The whole of the data is to be returned without a single change.

#### Provided information ####

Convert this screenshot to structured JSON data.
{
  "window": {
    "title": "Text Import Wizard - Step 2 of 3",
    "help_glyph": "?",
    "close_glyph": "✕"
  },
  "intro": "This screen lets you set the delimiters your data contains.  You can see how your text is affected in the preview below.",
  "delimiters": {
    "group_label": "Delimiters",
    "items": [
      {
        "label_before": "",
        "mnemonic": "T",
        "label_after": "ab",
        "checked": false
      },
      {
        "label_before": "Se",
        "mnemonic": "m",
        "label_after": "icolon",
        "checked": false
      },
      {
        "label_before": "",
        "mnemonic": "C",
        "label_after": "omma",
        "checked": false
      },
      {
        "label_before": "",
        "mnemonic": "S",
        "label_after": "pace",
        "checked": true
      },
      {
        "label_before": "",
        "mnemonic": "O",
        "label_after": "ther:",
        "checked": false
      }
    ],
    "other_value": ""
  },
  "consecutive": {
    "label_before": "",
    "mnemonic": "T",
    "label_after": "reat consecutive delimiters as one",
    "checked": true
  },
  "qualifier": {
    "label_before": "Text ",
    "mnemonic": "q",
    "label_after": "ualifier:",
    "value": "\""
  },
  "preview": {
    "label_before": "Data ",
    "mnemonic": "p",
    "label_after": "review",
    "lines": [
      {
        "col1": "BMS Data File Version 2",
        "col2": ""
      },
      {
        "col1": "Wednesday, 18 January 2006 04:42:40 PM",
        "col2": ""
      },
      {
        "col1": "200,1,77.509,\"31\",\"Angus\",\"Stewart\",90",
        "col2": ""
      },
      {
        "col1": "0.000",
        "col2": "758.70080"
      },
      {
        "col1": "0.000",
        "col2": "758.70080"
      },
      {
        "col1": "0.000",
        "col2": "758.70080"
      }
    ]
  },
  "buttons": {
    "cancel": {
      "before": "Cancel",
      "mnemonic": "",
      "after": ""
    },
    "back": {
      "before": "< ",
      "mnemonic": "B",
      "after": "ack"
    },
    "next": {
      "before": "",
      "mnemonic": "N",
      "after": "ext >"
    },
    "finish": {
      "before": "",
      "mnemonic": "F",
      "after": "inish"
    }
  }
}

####

Answer to the exercise
Convert this screenshot to structured JSON data.
{
  "window": {
    "title": "Text Import Wizard - Step 2 of 3",
    "help_glyph": "?",
    "close_glyph": "✕"
  },
  "intro": "This screen lets you set the delimiters your data contains.  You can see how your text is affected in the preview below.",
  "delimiters": {
    "group_label": "Delimiters",
    "items": [
      {
        "label_before": "",
        "mnemonic": "T",
        "label_after": "ab",
        "checked": false
      },
      {
        "label_before": "Se",
        "mnemonic": "m",
        "label_after": "icolon",
        "checked": false
      },
      {
        "label_before": "",
        "mnemonic": "C",
        "label_after": "omma",
        "checked": false
      },
      {
        "label_before": "",
        "mnemonic": "S",
        "label_after": "pace",
        "checked": true
      },
      {
        "label_before": "",
        "mnemonic": "O",
        "label_after": "ther:",
        "checked": false
      }
    ],
    "other_value": ""
  },
  "consecutive": {
    "label_before": "",
    "mnemonic": "T",
    "label_after": "reat consecutive delimiters as one",
    "checked": true
  },
  "qualifier": {
    "label_before": "Text ",
    "mnemonic": "q",
    "label_after": "ualifier:",
    "value": "\""
  },
  "preview": {
    "label_before": "Data ",
    "mnemonic": "p",
    "label_after": "review",
    "lines": [
      {
        "col1": "BMS Data File Version 2",
        "col2": ""
      },
      {
        "col1": "Wednesday, 18 January 2006 04:42:40 PM",
        "col2": ""
      },
      {
        "col1": "200,1,77.509,\"31\",\"Angus\",\"Stewart\",90",
        "col2": ""
      },
      {
        "col1": "0.000",
        "col2": "758.70080"
      },
      {
        "col1": "0.000",
        "col2": "758.70080"
      },
      {
        "col1": "0.000",
        "col2": "758.70080"
      }
    ]
  },
  "buttons": {
    "cancel": {
      "before": "Cancel",
      "mnemonic": "",
      "after": ""
    },
    "back": {
      "before": "< ",
      "mnemonic": "B",
      "after": "ack"
    },
    "next": {
      "before": "",
      "mnemonic": "N",
      "after": "ext >"
    },
    "finish": {
      "before": "",
      "mnemonic": "F",
      "after": "inish"
    }
  }
}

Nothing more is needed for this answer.